Key Person Insurance
Key person life insurance – An insurance policy a company buys on the life of a person critical to the company’s operation. It helps protect against financial loss if an owner, partner, or other employee critical to the future of the company were to die. The company pays the insurance premiums and is the policy’s beneficiary, should the person die.
Term Life – Term policies last for a specific amount of time (your term), and there is no cash value accumulation. The death benefit is only payable to the beneficiaries upon the death of the insured person during the term. Because it costs less and is more straightforward it’s a good option for many people.
Whole Life – As long as the premiums are paid, this type of coverage is active for your whole life, guaranteeing the eventual payout of a death benefit. It can cost 5-10X more but if the premium is within budget, it can be a good option for anyone interested in insurance that accumulates cash value and doesn’t end. (You can find more about this here)
Craig Vattiat (00:00):
This is probably something that folks are most folks are not aware of. It’s called key person life insurance. And what it does is it protects your company. In the case that a person that’s really critical to the success of your business dies. Um, it can also be available as key person, disability insurance, uh, in the case that they’re disabled and they can’t continue in that capacity as a key person. Um, that key person could be you as the business owner, it could be a partner, it could be really a salesperson or a project manager that’s really critical to your success. So it doesn’t matter exactly who it is. You just identify who that person is and, and purchase this policy. And if that key person dies, you know, think about what will it cost or what will it take to replace that individual, you know, will the business be able to weather that transition?
Craig Vattiat (00:56):
And so, um, one other consideration around that is if you are in business with the partner and that per partner dies, um, if there’s ownership rights that need to be bought out potentially from an air, then this would allow you to resolve that issue. Uh, and so that’s why it might be important to consider looking into this, just like our standard, um, personal life insurance policies. You can purchase term life insurance, or what’s called permanent life insurance. Uh, term life is just gonna be for a fixed period of time, and it’s not gonna have a cash value that accumulates over time. Um, it is gonna provide you with a lower premium through the term of that policy. Um, and permanent insurance it’s often called universal or whole life, um, is gonna have a higher, yearly cost than term life. Uh, and that will have a cash value.

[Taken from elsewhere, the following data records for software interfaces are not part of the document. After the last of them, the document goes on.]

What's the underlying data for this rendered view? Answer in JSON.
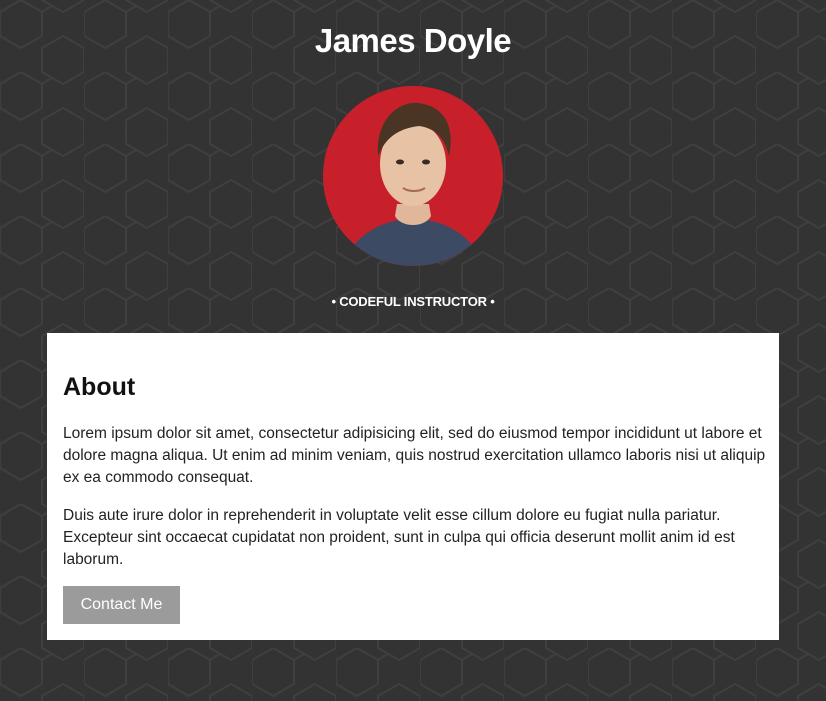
{
  "profile": {
    "name": "James Doyle",
    "role": "• CODEFUL INSTRUCTOR •",
    "avatar_icon": "person-photo"
  },
  "about": {
    "heading": "About",
    "paragraph1": "Lorem ipsum dolor sit amet, consectetur adipisicing elit, sed do eiusmod tempor incididunt ut labore et dolore magna aliqua. Ut enim ad minim veniam, quis nostrud exercitation ullamco laboris nisi ut aliquip ex ea commodo consequat.",
    "paragraph2": "Duis aute irure dolor in reprehenderit in voluptate velit esse cillum dolore eu fugiat nulla pariatur. Excepteur sint occaecat cupidatat non proident, sunt in culpa qui officia deserunt mollit anim id est laborum.",
    "contact_label": "Contact Me"
  },
  "colors": {
    "background": "#333333",
    "avatar_bg": "#c8202a",
    "button": "#9b9b9b",
    "card": "#ffffff"
  }
}
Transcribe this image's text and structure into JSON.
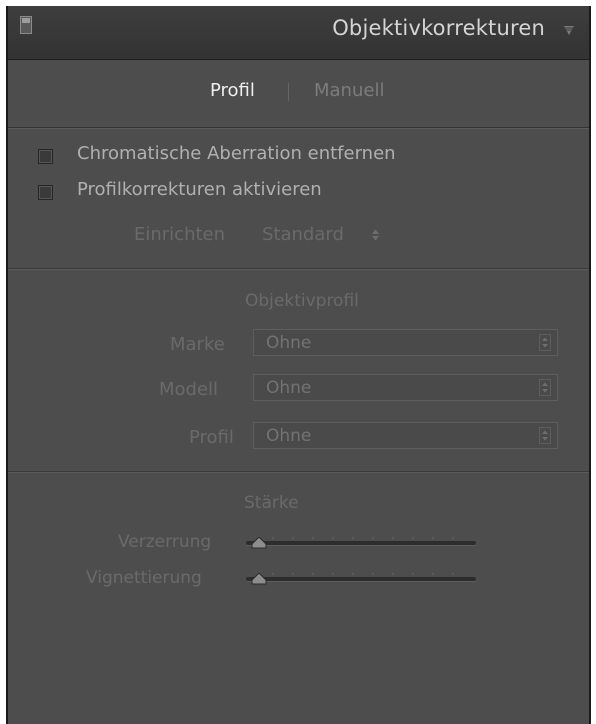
{
  "panel": {
    "title": "Objektivkorrekturen",
    "menu_icon": "triangle-menu-icon",
    "collapse_icon": "panel-toggle-icon"
  },
  "tabs": [
    {
      "label": "Profil",
      "active": true
    },
    {
      "label": "Manuell",
      "active": false
    }
  ],
  "options": {
    "chromatic": {
      "label": "Chromatische Aberration entfernen",
      "checked": false
    },
    "profile_corrections": {
      "label": "Profilkorrekturen aktivieren",
      "checked": false
    }
  },
  "setup": {
    "label": "Einrichten",
    "value": "Standard",
    "icon": "stepper-arrows-icon"
  },
  "lens_profile": {
    "heading": "Objektivprofil",
    "fields": [
      {
        "label": "Marke",
        "value": "Ohne"
      },
      {
        "label": "Modell",
        "value": "Ohne"
      },
      {
        "label": "Profil",
        "value": "Ohne"
      }
    ]
  },
  "amount": {
    "heading": "Stärke",
    "sliders": [
      {
        "label": "Verzerrung",
        "value": 0
      },
      {
        "label": "Vignettierung",
        "value": 0
      }
    ]
  },
  "colors": {
    "panel_bg": "#4d4d4d",
    "header_bg": "#363636",
    "active_text": "#eeeeee",
    "disabled_text": "#6a6a6a"
  }
}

Craig Vattiat (01:52):
Yeah. Term life insurance is going to be, uh, written. It’s a policy that’s written for a very, uh, specific period of time. So it might be a 30 year term. Um, it’s gonna provide you coverage in the case that you die or whoever it is that you’re ensuring here, if they die within that term, and you’re paying your premium, that your policy will pay you out, um, in the event that that person dies during that term. Okay. And then there’s some benefits to, to consider there, you know, you, you might have a specific time period where you really need that protection, right? So let’s, let’s kind of think about a personal life insurance policy. So not a key person, life insurance policy, but let’s say if you’re a parent, um, and your child really needs support between, you know, the ages of being born to 25, then a 30 year term, um, might make sense because it’s providing you with the coverage that your kid needs, right? This, this policy is really for them. Um, or let’s say a partner, a spouse that is a survivor here. Right? Mm-hmm <affirmative>.
Craig Vattiat (02:58):
And so in that term, you’re really protecting your family, your loved ones during the period that they need it the most, when they’re the most vulnerable. Now, once your child is older, hopefully they’re able to be self-sufficient. And so the term, um, life insurance is no longer needed. Right? Sure. So you’re really protecting yourself during that time there, the benefit is that the policy is gonna be less expensive on a yearly basis. Okay. So whereas a, a permanent policy potentially could cover you for your entire life, you know, as you age, though, the cost to keep that policy is going to increase.
Collin Gabriel (03:38):
Oh, I see. Right. Because more and more stuff comes up.
Craig Vattiat (03:41):
Yes. And you’re more likely to die. Right. Mm-hmm <affirmative>, I mean, we we’re, we’re gonna get there. And so as you get older, um, that that premium is gonna increase dramatically.
Craig Vattiat (03:51):
Um, but the benefit is that it does potentially carry through, um, as long as you really want that to be in place for, um, one other really important distinction is that there’s a cash value component to a permanent life policy. So that’s a, an amount that accumulates during your premium payments. And then let’s say you decide to terminate your policy. Well, then you can cash out, um, that portion of your policy and that’s, um, money that you can take with you. Oh, okay. So again, keep in mind that, that the key differences there is the term life insurance is gonna be really much less expensive to, um, to have in place. Um, and your payments should be consistent, you know, uh, you will be cuz it’s a life insurance policy. You’re gonna have a health assessment at the start of it. And depending on your health, uh, you might not be able to, to be covered, um, or your policy, your premiums might be more expensive because of your health conditions. So again, something to consider there, if, um, you feel like that’s an, uh, a risk that you might face at your business.